- What to work on
Go over the lines below, and when one contains the word "this", copy it.

*** Opening of Records shown ***

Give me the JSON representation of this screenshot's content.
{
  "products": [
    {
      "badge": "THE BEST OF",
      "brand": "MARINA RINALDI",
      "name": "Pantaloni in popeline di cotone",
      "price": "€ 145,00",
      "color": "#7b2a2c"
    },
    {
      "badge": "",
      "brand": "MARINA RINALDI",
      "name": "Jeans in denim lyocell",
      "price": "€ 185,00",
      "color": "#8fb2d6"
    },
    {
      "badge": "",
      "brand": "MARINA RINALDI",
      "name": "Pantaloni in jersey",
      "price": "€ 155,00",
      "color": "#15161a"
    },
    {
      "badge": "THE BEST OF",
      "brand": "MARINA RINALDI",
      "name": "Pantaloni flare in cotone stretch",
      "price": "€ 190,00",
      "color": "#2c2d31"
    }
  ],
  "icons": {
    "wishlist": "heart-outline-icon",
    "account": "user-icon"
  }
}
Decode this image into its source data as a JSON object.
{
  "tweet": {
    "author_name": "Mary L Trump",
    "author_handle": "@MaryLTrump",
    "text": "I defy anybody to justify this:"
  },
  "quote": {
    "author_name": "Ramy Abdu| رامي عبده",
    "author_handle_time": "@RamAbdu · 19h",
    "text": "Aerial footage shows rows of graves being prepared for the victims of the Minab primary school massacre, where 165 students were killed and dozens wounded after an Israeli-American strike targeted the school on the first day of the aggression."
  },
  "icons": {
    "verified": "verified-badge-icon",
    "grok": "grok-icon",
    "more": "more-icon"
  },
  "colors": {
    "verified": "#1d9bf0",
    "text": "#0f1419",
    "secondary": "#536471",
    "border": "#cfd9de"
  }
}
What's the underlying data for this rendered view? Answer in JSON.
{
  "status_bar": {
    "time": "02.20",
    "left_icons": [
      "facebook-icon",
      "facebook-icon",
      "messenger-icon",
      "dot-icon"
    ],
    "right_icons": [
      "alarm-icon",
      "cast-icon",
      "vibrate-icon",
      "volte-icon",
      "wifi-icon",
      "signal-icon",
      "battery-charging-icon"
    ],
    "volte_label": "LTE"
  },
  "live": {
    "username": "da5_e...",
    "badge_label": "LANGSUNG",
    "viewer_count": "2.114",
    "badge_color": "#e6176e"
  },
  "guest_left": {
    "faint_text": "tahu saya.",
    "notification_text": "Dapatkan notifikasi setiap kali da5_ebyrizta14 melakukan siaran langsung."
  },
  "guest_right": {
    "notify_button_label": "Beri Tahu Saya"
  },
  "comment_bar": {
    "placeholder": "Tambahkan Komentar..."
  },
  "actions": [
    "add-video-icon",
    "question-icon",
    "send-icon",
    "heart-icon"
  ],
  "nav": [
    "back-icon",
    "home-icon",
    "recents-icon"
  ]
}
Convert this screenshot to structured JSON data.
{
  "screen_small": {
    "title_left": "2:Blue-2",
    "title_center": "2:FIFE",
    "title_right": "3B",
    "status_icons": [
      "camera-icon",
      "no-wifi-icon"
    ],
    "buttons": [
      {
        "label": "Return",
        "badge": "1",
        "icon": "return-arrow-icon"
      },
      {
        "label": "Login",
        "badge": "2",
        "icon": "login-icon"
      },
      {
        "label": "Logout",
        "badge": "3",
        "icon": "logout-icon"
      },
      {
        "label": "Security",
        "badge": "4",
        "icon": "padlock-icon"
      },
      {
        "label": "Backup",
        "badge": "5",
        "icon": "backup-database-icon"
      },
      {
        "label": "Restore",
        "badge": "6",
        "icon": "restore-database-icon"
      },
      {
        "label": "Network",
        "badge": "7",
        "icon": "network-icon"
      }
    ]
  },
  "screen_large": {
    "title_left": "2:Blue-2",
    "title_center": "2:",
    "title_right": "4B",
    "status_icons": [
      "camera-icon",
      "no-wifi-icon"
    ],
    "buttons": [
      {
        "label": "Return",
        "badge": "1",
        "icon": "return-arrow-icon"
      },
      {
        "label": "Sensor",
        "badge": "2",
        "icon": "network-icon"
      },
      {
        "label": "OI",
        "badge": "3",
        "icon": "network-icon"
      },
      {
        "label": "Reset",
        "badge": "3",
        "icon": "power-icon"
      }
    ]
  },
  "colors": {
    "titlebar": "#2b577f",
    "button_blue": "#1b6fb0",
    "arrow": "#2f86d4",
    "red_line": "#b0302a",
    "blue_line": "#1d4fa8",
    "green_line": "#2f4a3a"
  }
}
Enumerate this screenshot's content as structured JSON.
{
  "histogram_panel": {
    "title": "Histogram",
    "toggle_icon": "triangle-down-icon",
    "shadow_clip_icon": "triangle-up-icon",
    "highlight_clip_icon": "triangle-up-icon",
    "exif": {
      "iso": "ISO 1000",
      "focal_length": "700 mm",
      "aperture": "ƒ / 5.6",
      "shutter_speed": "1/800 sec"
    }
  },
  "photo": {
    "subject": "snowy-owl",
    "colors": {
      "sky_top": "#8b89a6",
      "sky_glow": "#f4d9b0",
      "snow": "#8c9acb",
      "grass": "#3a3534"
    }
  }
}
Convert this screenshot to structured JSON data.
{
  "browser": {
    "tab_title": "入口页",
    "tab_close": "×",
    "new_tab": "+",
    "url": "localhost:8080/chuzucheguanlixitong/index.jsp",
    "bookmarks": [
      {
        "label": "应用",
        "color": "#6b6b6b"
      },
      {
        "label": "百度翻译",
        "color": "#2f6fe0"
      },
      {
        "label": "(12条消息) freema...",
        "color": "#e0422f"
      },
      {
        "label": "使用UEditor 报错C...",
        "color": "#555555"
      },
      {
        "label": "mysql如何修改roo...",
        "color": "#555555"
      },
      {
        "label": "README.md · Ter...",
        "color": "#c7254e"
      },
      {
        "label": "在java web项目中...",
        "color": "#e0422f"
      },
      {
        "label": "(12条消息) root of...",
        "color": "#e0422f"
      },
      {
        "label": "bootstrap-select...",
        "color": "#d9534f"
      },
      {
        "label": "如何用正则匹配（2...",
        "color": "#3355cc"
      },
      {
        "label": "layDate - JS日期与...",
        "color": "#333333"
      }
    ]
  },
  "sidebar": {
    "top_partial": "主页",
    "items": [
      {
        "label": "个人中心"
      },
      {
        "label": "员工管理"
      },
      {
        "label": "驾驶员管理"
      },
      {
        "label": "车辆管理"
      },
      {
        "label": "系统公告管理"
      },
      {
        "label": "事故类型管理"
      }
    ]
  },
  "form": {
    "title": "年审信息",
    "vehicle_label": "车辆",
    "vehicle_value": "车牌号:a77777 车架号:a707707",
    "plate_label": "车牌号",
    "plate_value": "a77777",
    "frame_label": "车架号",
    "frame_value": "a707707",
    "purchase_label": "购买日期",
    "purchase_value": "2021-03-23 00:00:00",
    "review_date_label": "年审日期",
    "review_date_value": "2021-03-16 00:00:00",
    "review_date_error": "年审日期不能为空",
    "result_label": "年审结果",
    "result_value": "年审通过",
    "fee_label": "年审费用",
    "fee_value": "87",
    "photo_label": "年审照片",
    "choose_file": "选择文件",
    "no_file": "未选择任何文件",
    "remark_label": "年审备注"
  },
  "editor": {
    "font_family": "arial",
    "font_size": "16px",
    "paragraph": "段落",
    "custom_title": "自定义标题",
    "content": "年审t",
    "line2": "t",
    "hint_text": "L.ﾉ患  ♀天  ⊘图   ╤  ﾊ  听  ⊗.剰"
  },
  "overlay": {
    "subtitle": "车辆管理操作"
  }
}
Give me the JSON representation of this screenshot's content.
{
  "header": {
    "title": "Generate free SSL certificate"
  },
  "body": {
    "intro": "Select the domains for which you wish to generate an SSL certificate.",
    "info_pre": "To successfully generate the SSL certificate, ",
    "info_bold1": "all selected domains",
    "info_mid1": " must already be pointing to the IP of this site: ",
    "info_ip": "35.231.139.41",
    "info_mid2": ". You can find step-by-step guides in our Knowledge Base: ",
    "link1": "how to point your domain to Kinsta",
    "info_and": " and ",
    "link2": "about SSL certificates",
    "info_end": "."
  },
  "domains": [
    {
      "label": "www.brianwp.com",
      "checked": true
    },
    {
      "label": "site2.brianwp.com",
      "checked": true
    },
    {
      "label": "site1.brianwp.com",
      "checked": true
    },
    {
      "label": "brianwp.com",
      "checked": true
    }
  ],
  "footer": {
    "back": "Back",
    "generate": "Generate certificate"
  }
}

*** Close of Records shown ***

- The completed task
Give me the JSON representation of this screenshot's content.
Decode this image into its source data as a JSON object.
    "text": "I defy anybody to justify this:"
What's the underlying data for this rendered view? Answer in JSON.
Convert this screenshot to structured JSON data.
Enumerate this screenshot's content as structured JSON.
Convert this screenshot to structured JSON data.
Give me the JSON representation of this screenshot's content.
    "info_mid1": " must already be pointing to the IP of this site: ",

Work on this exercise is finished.